2011
Author:

Derek Jarman

Smiling in Slow Motion

Part diary, part observation, part memoir—writings from Derek Jarman’s final years

Written between 1991 and 1994, and ending just two weeks before his death, Derek Jarman’s entries review friends and enemies as he races through his last years painting, filmmaking, gardening, and annoying his targets through his involvement in radical politics. Infused throughout with familiar honesty and wry humor, Smiling in Slow Motion is a document of endeavor, remembrance, and love.

The clarity with which Derek Jarman offered up his life and the living of it, particularly since the epiphany—I can call it nothing less—of his illness was a genius stroke, not only of provocation, but of grace.

Tilda Swinton

Written between May 1991 and February 1994, and ending just two weeks before his death from an AIDS-related illness, Derek Jarman’s entries in Smiling in Slow Motion pick up where Modern Nature left off. Friends and enemies are reviewed as he races through his last years painting, filmmaking, gardening, and annoying his targets through his involvement in radical politics. Infused throughout with familiar honesty and wry humor, Smiling in Slow Motion is a document of endeavor, remembrance, and love.

Smiling in Slow Motion

One of England’s foremost filmmakers, Derek Jarman (1942–1994) wrote and directed several feature films, including Sebastiane, Jubilee, Caravaggio, and Blue, as well as numerous short films and music videos. He was a stage designer, artist, writer, gardener, and an outspoken AIDS and queer rights activist in the United Kingdom and the United States. He is the author of several books, among them Modern Nature, Chroma, and At Your Own Risk, available from University of Minnesota Press.

Smiling in Slow Motion

The clarity with which Derek Jarman offered up his life and the living of it, particularly since the epiphany—I can call it nothing less—of his illness was a genius stroke, not only of provocation, but of grace.

Tilda Swinton

These journals, far from being the product of a morbid defeatism, are on the contrary the life-affirming expression of an artist engaged in living to the full. Required reading.

The Times (London)

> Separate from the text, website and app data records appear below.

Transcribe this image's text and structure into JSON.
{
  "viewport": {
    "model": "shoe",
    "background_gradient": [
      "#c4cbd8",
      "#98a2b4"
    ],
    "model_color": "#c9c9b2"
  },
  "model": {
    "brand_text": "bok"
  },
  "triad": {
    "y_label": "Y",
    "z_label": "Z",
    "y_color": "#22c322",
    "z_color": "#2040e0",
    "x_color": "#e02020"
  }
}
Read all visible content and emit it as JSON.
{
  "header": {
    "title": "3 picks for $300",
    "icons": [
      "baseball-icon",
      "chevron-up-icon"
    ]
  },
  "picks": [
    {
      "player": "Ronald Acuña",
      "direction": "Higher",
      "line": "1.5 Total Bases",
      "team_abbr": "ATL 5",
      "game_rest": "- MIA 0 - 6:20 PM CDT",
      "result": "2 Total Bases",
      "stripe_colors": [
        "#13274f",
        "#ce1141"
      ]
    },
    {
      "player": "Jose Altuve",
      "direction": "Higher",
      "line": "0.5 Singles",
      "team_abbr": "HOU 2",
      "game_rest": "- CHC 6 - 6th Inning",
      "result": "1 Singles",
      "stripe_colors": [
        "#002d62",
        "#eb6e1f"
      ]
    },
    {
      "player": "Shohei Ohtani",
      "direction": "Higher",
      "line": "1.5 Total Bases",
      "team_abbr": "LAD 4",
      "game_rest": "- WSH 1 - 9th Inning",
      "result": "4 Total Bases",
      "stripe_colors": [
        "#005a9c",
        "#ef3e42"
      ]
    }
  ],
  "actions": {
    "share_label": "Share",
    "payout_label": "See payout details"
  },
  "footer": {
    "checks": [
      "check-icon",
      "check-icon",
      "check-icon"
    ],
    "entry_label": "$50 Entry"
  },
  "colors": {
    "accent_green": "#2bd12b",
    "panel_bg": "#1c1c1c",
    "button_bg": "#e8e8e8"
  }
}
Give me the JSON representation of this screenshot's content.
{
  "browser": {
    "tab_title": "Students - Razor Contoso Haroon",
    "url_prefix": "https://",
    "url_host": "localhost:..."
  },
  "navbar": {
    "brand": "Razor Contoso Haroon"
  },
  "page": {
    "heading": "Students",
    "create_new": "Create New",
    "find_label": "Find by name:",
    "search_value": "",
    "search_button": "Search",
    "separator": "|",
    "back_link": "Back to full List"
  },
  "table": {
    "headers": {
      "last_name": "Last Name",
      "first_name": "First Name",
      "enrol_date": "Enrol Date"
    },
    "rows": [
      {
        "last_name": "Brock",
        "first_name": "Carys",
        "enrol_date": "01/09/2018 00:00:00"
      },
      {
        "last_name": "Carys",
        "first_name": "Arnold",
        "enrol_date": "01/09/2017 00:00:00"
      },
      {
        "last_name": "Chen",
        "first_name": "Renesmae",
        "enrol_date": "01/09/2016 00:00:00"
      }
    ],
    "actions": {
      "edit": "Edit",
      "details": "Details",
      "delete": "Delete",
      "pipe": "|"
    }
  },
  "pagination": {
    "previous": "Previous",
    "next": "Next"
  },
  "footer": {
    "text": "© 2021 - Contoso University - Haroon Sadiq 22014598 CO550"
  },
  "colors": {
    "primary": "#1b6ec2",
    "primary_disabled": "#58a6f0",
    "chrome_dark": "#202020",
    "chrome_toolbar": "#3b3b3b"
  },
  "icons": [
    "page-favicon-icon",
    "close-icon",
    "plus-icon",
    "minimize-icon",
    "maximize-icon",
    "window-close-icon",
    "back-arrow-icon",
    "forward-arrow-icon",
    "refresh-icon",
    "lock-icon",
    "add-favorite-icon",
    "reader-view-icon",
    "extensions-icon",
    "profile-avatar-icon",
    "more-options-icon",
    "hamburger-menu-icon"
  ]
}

These journals are hard to put down.

Amos Lassen

An important document not only for Jarman aficionados, but for anyone interested in the history of AIDS and society in the West.

Rain Taxi